## Data for processing
◇ ◇ ◇ ◇ ◇ ◇ ◇

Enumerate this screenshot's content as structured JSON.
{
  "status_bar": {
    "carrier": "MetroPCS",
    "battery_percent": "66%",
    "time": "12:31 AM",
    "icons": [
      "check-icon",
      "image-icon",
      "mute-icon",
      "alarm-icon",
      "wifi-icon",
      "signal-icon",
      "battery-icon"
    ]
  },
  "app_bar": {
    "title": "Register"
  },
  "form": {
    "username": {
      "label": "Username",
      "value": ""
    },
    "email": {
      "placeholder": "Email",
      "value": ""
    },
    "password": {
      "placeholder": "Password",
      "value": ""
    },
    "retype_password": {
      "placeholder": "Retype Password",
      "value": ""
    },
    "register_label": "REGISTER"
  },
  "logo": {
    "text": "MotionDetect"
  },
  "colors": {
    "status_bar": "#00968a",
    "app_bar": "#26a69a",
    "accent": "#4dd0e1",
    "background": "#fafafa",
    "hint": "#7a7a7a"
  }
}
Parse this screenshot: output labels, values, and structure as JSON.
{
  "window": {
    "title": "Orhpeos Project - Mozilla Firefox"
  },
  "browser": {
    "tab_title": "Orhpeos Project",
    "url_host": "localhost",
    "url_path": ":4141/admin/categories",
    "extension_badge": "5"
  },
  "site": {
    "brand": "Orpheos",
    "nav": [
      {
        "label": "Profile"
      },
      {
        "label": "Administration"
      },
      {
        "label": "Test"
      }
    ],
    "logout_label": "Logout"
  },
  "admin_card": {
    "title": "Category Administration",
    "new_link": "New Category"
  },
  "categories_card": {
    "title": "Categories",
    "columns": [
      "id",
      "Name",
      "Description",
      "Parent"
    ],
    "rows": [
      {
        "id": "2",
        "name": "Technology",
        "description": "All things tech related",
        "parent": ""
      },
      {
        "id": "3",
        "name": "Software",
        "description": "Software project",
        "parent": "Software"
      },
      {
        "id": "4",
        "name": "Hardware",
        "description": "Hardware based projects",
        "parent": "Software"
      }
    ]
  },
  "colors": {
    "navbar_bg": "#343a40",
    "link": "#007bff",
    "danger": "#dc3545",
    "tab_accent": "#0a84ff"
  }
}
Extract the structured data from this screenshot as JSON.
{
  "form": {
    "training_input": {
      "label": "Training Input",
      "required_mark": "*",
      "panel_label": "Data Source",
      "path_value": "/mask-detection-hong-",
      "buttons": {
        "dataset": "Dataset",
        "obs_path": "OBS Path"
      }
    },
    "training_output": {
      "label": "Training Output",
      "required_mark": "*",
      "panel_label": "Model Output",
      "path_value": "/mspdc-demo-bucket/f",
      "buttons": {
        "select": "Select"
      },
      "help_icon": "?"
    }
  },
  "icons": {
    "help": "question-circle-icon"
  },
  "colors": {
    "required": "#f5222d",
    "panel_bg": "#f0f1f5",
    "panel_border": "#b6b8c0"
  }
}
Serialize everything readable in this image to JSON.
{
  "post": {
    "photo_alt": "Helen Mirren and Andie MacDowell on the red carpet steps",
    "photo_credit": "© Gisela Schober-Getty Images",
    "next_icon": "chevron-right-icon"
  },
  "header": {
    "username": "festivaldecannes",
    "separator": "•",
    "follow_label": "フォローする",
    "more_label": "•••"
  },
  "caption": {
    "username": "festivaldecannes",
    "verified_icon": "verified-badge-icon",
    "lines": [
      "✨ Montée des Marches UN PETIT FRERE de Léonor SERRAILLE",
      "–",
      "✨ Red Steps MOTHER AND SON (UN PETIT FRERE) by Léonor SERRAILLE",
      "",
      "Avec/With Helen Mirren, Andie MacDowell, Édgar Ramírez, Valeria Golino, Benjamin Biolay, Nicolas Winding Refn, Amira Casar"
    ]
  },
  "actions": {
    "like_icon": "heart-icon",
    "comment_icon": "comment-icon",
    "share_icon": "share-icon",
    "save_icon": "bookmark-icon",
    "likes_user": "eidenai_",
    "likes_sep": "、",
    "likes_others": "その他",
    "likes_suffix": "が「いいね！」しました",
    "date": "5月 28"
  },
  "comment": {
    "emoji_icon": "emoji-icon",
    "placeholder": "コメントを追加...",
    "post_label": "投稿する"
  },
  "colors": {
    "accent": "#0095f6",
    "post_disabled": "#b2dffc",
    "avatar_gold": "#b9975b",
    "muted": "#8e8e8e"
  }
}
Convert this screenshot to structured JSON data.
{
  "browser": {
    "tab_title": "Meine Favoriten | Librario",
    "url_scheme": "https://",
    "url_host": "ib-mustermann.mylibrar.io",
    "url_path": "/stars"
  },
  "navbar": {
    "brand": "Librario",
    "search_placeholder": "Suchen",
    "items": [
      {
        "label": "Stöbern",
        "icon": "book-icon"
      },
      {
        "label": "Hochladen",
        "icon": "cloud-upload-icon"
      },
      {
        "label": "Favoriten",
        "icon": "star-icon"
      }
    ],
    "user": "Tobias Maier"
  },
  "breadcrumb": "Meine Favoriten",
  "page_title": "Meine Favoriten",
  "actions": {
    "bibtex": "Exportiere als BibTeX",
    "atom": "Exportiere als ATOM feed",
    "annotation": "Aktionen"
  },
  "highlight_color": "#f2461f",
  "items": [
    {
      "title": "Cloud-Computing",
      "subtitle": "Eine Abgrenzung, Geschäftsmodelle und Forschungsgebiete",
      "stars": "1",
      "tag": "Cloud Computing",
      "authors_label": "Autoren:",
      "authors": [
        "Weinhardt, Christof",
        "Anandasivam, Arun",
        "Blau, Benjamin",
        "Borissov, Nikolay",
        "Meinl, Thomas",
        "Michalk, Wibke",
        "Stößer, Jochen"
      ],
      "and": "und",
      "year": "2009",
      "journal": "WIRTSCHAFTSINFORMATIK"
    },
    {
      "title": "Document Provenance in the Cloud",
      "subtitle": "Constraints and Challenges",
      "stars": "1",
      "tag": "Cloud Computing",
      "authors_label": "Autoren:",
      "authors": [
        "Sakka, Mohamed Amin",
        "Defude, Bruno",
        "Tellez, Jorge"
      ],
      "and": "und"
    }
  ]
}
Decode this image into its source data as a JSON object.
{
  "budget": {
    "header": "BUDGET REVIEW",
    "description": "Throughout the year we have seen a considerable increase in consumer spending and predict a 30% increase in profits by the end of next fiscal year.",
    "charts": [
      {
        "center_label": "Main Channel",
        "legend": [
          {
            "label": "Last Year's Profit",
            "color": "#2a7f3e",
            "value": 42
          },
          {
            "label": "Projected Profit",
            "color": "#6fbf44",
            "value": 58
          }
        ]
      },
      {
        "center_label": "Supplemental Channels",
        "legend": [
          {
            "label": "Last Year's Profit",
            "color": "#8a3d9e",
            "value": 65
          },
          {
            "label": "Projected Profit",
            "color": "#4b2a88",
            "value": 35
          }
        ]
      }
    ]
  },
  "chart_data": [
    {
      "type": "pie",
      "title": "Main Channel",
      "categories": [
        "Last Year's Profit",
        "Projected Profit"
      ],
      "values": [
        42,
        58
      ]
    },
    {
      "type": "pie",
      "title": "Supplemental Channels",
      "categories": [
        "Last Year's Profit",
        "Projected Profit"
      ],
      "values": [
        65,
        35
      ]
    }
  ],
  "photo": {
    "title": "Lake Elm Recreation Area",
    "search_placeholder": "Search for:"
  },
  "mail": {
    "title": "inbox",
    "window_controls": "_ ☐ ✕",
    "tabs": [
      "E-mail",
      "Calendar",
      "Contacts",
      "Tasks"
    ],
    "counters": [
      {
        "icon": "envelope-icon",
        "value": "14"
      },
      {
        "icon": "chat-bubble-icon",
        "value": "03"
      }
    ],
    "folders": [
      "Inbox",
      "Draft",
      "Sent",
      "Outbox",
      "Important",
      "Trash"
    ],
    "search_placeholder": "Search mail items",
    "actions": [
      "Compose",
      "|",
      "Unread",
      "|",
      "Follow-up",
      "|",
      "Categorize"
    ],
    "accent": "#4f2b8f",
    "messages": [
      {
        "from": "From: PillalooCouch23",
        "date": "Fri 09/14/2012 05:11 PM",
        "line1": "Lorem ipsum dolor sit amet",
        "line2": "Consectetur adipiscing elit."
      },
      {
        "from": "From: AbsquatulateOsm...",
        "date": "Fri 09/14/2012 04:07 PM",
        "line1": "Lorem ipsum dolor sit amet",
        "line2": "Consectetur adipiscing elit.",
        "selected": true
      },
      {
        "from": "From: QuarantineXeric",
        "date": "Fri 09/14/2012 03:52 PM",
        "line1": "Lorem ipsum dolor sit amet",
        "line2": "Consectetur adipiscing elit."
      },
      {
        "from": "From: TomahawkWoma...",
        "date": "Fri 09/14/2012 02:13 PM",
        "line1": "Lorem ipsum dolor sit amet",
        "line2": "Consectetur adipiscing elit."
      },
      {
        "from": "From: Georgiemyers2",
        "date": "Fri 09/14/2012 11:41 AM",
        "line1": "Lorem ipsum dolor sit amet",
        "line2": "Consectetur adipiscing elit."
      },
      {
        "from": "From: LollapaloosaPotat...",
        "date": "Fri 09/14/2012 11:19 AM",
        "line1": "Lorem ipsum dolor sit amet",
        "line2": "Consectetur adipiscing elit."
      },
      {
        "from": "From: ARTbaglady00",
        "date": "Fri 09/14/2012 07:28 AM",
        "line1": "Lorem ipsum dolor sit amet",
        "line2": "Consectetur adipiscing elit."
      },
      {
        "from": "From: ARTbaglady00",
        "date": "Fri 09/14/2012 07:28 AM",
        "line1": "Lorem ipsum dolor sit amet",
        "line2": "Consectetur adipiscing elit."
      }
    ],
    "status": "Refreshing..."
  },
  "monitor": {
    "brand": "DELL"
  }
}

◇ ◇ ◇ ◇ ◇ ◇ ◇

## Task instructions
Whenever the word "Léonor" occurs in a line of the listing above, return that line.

## Exercise answer
      "✨ Montée des Marches UN PETIT FRERE de Léonor SERRAILLE",
      "✨ Red Steps MOTHER AND SON (UN PETIT FRERE) by Léonor SERRAILLE",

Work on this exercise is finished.